4 ═ We have on numerous occasions applied sec. 1.469-2(f)(6), Income Tax Regs., to recharacterize specific items of income, leaving remaining items of passive loss with no offset. See, e.g., Carlos v. Commissioner , 123 T.C. 275 (2004); Krukowski v. Commissioner , 114 T.C. 366 (2000), affd. 279 F.3d 547 (7th Cir. 2002); Schwalbach v. Commissioner , 111 T.C. 215, 219-224 (1998); Cal Interiors, Inc. v. Commissioner , T.C. Memo. 2004-99, affd. sub nom. Beecher v. Commissioner , 481 F.3d 717 (9th Cir. 2007); Sidell v. Commissioner , T.C. Memo. 1999-301, affd. 225 F.3d 103 (1st Cir. 2000); Connor v. Commissioner , T.C. Memo. 1999-185, affd. 218 F.3d 733 (7th Cir. 2000).

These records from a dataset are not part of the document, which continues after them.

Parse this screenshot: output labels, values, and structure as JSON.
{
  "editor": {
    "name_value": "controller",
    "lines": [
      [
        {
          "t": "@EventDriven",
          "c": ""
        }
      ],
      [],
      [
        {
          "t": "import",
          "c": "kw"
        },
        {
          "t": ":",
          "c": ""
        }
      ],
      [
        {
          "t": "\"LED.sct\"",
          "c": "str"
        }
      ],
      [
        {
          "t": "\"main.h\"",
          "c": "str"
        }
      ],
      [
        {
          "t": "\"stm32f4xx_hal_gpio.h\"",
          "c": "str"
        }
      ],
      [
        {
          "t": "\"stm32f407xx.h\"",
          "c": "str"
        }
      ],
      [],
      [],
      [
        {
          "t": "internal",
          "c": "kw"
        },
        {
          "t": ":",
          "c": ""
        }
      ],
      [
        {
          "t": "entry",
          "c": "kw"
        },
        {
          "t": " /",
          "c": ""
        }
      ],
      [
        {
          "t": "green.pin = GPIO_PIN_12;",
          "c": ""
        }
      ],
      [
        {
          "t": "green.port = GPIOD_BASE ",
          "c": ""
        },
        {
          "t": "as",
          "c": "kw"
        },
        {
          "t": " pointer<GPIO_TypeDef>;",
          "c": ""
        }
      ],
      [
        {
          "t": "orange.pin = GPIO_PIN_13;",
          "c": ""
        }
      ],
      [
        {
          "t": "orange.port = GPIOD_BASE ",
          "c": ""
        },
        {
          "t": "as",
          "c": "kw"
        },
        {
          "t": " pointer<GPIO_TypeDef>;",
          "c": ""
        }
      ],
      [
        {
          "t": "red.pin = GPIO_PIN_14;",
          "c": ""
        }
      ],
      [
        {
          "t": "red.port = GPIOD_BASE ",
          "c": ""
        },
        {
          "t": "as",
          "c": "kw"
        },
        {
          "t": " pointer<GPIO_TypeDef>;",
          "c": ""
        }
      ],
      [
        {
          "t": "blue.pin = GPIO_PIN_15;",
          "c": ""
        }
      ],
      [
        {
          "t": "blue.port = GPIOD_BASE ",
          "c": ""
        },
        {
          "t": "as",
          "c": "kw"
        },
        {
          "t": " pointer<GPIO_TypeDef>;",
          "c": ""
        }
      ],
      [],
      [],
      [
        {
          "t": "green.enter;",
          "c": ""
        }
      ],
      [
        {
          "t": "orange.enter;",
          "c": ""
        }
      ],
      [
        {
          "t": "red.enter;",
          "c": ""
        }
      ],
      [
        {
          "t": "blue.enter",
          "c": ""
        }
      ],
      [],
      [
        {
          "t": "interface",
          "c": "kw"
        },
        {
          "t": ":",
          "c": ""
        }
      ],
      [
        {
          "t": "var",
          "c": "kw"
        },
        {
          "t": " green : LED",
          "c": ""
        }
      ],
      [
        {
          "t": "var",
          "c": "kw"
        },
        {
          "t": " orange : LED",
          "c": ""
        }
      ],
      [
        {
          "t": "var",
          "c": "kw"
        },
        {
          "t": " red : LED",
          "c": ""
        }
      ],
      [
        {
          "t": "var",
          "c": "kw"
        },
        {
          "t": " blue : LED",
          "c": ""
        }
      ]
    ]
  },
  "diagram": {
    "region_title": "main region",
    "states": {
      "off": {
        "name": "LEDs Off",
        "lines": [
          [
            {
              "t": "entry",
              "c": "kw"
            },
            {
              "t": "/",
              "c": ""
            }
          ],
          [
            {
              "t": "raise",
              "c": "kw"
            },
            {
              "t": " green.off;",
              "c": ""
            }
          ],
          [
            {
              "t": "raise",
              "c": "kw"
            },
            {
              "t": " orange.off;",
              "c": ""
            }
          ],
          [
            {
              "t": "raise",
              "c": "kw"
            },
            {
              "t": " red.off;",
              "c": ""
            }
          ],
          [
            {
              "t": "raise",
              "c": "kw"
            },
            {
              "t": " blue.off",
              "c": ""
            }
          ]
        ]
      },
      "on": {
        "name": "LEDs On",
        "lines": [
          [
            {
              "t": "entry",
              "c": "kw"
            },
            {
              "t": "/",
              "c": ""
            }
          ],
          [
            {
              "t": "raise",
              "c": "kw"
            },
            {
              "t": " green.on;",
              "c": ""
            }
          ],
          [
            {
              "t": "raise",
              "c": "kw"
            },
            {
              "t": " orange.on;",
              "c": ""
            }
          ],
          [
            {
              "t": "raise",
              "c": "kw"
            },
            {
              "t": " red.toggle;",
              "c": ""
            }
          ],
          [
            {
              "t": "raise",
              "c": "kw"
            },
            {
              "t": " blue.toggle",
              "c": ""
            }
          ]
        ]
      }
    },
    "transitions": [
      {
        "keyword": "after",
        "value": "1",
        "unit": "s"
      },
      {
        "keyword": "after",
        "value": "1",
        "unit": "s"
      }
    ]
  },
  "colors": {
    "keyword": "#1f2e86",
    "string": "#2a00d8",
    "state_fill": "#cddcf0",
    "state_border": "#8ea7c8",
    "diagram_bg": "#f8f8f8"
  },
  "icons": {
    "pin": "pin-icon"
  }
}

As petitioner views the matter, the 2000 lease, which was in effect during the years in issue, 5 was merely a continuation of the 1985 lease, which obviously predated February 19, 1988. According to petitioner, the changes in the entities that were parties to the lease over the years should not defeat the application of the transitional rule.
5 ═ We ignore the portion of 2000 for which the 1992 lease might have been in effect as it would make no difference to our analysis and conclusion.
Respondent, relying upon the recharacterization rule, maintains that the rental income petitioner received from the real estate partnership in 2000, 2001, and 2002 from the corporation is nonpassive. According to respondent, the transitional rule does not apply because the 2000 lease is not merely a continuation of the 1985 lease but the last in a series of four different leases.
The 1985 lease was between the real estate partnership and the law partnership. At the time, petitioner and Susi were the only partners of both the law partnership and the real estate partnership. The parties to the 1990 lease were the same as the parties to the 1985 lease, and, according to petitioner, the terms and conditions of those two leases were the same. The 1992 lease differed from the prior two if only because it involved a lessor and a lessee not involved with the 1985 lease; namely a partnership and a corporation, neither of which was in existence in 1985. Things changed once again in the 2000 lease. This time the parties to the lease were petitioner, as the lessor, and the corporation, as the lessee.
The corporation, one party to the 1992 and 2000 leases, did not exist before December 30, 1992. As petitioner views the matter, the corporation should be treated as a continuation of the law partnership. Petitioner's view is not only contrary to a fundamental principle of Federal income taxation but contrary to Maine law as well. See Moline Props., Inc. v. Commissioner , 319 U.S. 436 (1943) (holding that for Federal income tax purposes, a corporation and its shareholders are separate entities); see also LaBelle v. Crepeau , 593 A.2d 653, 655 (Me. 1991) (likewise holding that under Maine law, a corporation and its shareholders are separate entities).
The 2000 lease cannot be considered merely a continuation of the 1985 lease if only because the parties to those two lease are not the same. Consequently, the rental income petitioner received in accordance with the 2000 lease cannot be considered to be from a written binding contract entered into before February 19, 1988. It follows that the transitional rule set forth in section 1.469-11(c)(1)(ii), Income Tax Regs., is not applicable. It also follows that the recharacterization rule provided in section 1.469-2(f)(6), Income Tax Regs., requires that the rental income petitioner received from the corporation cannot be treated as passive income with the meaning of section 469.
To reflect the foregoing,
Decision will be entered for respondent.